It’s the season of the sun in America and, naturally, the sun people have come out to play. Judging by the Tee Off Calendar in The African American Golfer’s Digest, one of the games we like to play is golf. Though I may watch the game every now and then (when Tiger Woods is playing), the closest I have come to playing golf is driving a few balls on a range in the park near my home. I was told on that one occasion that I have “a strong swing” and should seriously consider taking up the sport.
I have since been given myriad other reasons for taking up the sport, chief among them being the networking and decision making that takes place on the course and in the clubhouse among the people in high places who play. I power walk on the treadmill and outdoors, work out with various machines and weights, do tai chi (including with the straight sword and a kung-fu form with the broad sword), but I do not play golf.
That does not mean I do not appreciate the game or its lessons.
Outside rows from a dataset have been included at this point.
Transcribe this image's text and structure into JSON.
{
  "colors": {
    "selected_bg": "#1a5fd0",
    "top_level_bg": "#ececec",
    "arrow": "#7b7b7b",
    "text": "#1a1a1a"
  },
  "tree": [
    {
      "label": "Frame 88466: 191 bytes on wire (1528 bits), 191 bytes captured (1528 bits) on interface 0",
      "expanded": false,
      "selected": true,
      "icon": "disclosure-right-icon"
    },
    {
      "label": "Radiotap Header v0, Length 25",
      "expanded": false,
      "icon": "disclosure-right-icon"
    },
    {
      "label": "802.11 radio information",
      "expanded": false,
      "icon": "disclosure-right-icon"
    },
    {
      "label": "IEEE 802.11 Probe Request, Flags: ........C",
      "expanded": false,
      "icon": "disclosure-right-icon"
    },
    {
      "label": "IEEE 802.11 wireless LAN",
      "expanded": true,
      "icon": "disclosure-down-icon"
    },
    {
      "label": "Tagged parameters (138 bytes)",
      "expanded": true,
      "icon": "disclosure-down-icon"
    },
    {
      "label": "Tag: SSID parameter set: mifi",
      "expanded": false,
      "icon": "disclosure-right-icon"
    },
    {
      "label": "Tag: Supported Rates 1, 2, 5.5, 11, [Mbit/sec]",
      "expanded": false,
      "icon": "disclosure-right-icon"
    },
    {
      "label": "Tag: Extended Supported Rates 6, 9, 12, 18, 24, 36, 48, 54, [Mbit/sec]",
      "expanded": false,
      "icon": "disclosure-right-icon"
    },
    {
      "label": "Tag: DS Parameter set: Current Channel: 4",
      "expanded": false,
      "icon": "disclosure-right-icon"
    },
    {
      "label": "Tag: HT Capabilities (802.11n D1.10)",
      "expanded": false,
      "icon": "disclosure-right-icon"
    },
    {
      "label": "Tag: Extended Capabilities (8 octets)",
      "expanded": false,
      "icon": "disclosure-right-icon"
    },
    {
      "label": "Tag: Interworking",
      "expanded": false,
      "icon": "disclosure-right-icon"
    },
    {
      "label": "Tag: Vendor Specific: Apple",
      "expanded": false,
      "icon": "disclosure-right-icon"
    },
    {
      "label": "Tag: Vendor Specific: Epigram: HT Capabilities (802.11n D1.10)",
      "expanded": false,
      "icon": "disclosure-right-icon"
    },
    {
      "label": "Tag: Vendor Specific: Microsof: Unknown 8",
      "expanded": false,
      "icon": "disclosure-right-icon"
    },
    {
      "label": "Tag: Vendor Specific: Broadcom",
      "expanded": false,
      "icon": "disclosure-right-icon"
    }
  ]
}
Someone very near and dear to me taught me that playing golf is like running a business. You start off with your bright idea on a pedestal, just like the ball on the tee. The first energy you apply to your idea is like the big first drive in golf, where you swing with everything you’ve got. You must stay on the course, in the fairway, to get your ball to the green in order to sink the ball with the least number of shots. Your focus on that little white ball must be unwavering. On a course of 18 holes,each hole is equivalent to a short-term goal.
In business, what’s being tested is your ability to stay the course and your skill in controlling your shots. In golf you stay ahead of the game by sinking the ball with fewer shots than the course allows. That’s tantamount to surpassing the goals you have set for your business.
Then there is the caddy.
Recently, I met Edward S. Wanambwa, the Ugandan-born senior editor of The African American Golfer’s Digest, who served as the lead consultant on The Last Colored Caddy: the Untold Story of Golf’s Forgotten Heroes, Jada Harris’ 2005 film that examines the challenges faced by African-American golf caddies and their legacy to the game. The film was named one of the year’s best documentaries by the 2006 Urban Film Series and the 2006 Independent Black Film Festival. Wanambwa is now penning a book, Stories From the Caddyshack, that takes you back to the days when caddies were synonymous with Black. Most of the legendary Black male golfers, like Lee Elder, came out of that caddy tradition. Blacks caddied for some of the sport’s most famous white players.
The relationship between golfer and caddy is so tight that, as we say in Guyana, “breeze can’t blow” between them. The caddy is the person the golfer trusts most on the course. More than toting the golfer’s clubs, the caddy knows the course intimately and tells the golfer which iron to use depending on the play of the wind or the position of the ball on the course, say. The caddy’s sole interest is guiding his golfer to a win.
It’s game time in America. Do you know who your caddy is?
By Rosalind McLymont